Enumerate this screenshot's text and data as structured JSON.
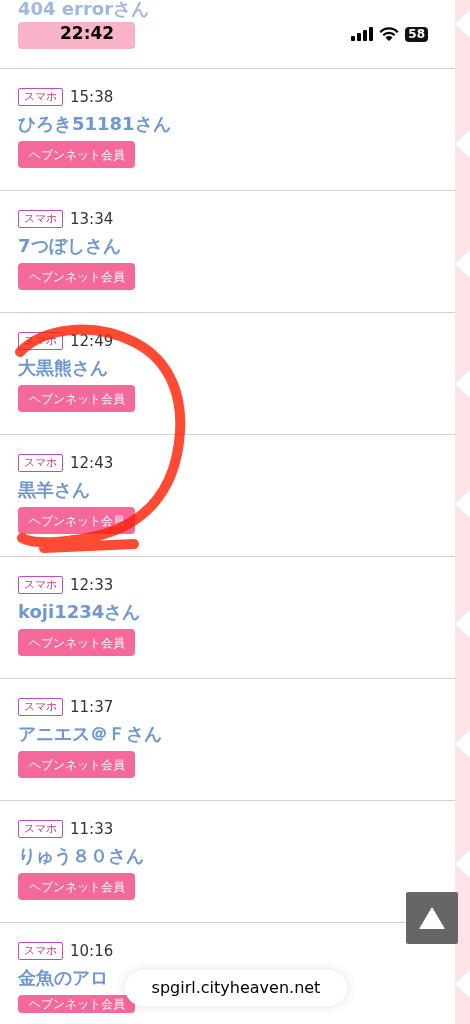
{
  "status_bar": {
    "time": "22:42",
    "battery": "58"
  },
  "partial_entry": {
    "name": "404 errorさん"
  },
  "entries": [
    {
      "device": "スマホ",
      "time": "15:38",
      "name": "ひろき51181さん",
      "badge": "ヘブンネット会員"
    },
    {
      "device": "スマホ",
      "time": "13:34",
      "name": "7つぼしさん",
      "badge": "ヘブンネット会員"
    },
    {
      "device": "スマホ",
      "time": "12:49",
      "name": "大黒熊さん",
      "badge": "ヘブンネット会員"
    },
    {
      "device": "スマホ",
      "time": "12:43",
      "name": "黒羊さん",
      "badge": "ヘブンネット会員"
    },
    {
      "device": "スマホ",
      "time": "12:33",
      "name": "koji1234さん",
      "badge": "ヘブンネット会員"
    },
    {
      "device": "スマホ",
      "time": "11:37",
      "name": "アニエス＠Ｆさん",
      "badge": "ヘブンネット会員"
    },
    {
      "device": "スマホ",
      "time": "11:33",
      "name": "りゅう８０さん",
      "badge": "ヘブンネット会員"
    },
    {
      "device": "スマホ",
      "time": "10:16",
      "name": "金魚のアロ",
      "badge": "ヘブンネット会員"
    }
  ],
  "url_bar": {
    "text": "spgirl.cityheaven.net"
  }
}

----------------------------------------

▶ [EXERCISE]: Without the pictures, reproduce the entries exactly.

▶ [THE COMPLETED TASK]:
Enumerate this screenshot's text and data as structured JSON.
{
  "status_bar": {
    "time": "22:42",
    "battery": "58"
  },
  "partial_entry": {
    "name": "404 errorさん"
  },
  "entries": [
    {
      "device": "スマホ",
      "time": "15:38",
      "name": "ひろき51181さん",
      "badge": "ヘブンネット会員"
    },
    {
      "device": "スマホ",
      "time": "13:34",
      "name": "7つぼしさん",
      "badge": "ヘブンネット会員"
    },
    {
      "device": "スマホ",
      "time": "12:49",
      "name": "大黒熊さん",
      "badge": "ヘブンネット会員"
    },
    {
      "device": "スマホ",
      "time": "12:43",
      "name": "黒羊さん",
      "badge": "ヘブンネット会員"
    },
    {
      "device": "スマホ",
      "time": "12:33",
      "name": "koji1234さん",
      "badge": "ヘブンネット会員"
    },
    {
      "device": "スマホ",
      "time": "11:37",
      "name": "アニエス＠Ｆさん",
      "badge": "ヘブンネット会員"
    },
    {
      "device": "スマホ",
      "time": "11:33",
      "name": "りゅう８０さん",
      "badge": "ヘブンネット会員"
    },
    {
      "device": "スマホ",
      "time": "10:16",
      "name": "金魚のアロ",
      "badge": "ヘブンネット会員"
    }
  ],
  "url_bar": {
    "text": "spgirl.cityheaven.net"
  }
}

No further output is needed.